Most people with diabetes will never be faced with amputation, but it is far too common in patients with poor diabetes control. Here’s why amputation is sometimes necessary, and simple steps you can take now to help avoid it.
If blood sugar levels are too high for a long time, nerve damage and other body problems may develop, usually over a period of years. The nerve damage, called diabetic neuropathy, may leave your feet unable to feel pain, and that sets the stage for trouble as small cuts, blisters, or sores may go unnoticed.
How does a simple foot sore lead to amputation?
Stepping on a bit of sharp glass or getting a blister from new shoes is no big deal for most people. We clean it, slap on a plastic bandage, and soon it heals. But without the ability to sense pain, people with diabetic neuropathy could literally step on a tack and keep right on walking, oblivious.
All people with diabetes are more likely to get infections, and may have a reduced ability to heal wounds. If your feet are numb due to neuropathy, a neglected foot injury – however small – may easily become infected and keep getting worse without you knowing it. An open wound or ulcer may develop that goes all the way down to the bone. Tissue around it may die. The infection can spread, becoming painful and life threatening. If medical treatments fail to stop it, doctors have no choice but to remove the affected area – a toe, part or all of the foot, or even a leg.
Sooner or later, about two out of three people with diabetes will develop some degree of neuropathy. And about one in seven diabetics will develop a foot ulcer at some point, though most cases will not lead to amputation. Foot ulcers are the most common reason that someone with diabetes is hospitalized. Early treatment of all foot injuries is key to preventing serious problems.
The good news
There’s a lot you can do to help preserve foot health and cut your risk of foot ulcers and amputation. Start now to make these tips part of your routine.
• Check your feet every day for signs of neuropathy and sores. This article explains how. If it’s hard to see the bottoms of your feet, set a mirror on the floor.
• Aggressively control your blood sugar with diet, medicine, exercise and other measures. recommended by your doctor. Uncontrolled diabetes often leads to neuropathy and other complications.
• Get regular foot checkups at least once a year, and let your doctor know about any cuts, splits, or other foot issues right away.
• Quit smoking. It’s linked to diabetic foot problems and may hamper blood circulation.
In addition, these steps can help if you already have numbness in your feet:
• Wear well-fitting, comfortable shoes. Watch for signs of friction or pressure that could cause blisters or other problems.
• Don’t walk barefoot.
• Be extra careful to avoid injuring surrounding skin when cutting your toenails. Consider having a foot doctor do it. Leave corn or callus removal to the doctor too.
No one wants to find themself facing amputation.
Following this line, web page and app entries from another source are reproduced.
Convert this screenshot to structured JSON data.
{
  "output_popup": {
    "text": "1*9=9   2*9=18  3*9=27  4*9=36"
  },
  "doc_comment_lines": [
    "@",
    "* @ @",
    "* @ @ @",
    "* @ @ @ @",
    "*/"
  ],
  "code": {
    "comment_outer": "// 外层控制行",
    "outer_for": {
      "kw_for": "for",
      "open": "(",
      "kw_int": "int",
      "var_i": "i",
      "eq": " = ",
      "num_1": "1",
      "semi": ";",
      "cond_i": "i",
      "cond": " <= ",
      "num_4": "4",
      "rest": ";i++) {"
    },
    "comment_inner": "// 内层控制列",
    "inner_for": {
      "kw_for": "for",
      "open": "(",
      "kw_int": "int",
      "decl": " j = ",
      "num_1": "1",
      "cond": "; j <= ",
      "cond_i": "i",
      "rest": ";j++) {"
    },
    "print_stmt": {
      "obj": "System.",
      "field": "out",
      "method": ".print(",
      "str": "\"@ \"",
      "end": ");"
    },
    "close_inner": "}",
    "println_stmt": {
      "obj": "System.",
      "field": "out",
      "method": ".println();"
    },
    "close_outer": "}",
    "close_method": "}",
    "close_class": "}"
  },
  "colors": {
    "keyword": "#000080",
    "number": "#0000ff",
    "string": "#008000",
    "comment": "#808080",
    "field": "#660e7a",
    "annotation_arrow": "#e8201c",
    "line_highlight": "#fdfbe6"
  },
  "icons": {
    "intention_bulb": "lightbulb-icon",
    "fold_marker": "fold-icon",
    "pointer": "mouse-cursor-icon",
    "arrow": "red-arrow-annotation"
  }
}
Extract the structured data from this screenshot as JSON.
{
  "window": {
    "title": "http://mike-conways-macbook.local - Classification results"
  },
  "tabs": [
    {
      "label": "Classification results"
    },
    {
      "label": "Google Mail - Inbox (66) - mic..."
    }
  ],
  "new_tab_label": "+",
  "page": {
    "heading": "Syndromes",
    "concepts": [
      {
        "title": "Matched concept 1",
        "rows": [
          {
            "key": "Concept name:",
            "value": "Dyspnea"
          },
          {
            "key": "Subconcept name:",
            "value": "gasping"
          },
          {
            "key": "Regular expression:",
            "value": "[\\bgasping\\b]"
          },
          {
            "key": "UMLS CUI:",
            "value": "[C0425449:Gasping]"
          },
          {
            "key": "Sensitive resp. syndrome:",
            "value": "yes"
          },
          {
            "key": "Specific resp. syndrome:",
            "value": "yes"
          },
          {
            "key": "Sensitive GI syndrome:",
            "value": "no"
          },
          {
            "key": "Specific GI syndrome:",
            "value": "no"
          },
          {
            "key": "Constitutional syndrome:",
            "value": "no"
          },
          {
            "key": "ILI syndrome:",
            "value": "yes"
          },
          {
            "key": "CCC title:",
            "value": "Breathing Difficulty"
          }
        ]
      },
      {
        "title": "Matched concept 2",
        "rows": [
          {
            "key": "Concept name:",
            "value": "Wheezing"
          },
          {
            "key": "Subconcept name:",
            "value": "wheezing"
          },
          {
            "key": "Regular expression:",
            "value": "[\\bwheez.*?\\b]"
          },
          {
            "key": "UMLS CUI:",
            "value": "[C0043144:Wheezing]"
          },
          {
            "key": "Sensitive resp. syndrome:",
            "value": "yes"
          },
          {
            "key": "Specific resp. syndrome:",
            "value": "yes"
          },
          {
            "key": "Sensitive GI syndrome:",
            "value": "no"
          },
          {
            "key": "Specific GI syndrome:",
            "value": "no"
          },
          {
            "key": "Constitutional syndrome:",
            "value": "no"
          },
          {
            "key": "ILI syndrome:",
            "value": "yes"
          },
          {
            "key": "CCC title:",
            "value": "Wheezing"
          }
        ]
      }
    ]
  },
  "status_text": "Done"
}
Estimates suggest that about half of all diabetic foot amputations could be prevented with proper foot care. By acting now, you can tip the odds in your favor of having healthy feet for a lifetime.
To learn more about this topic: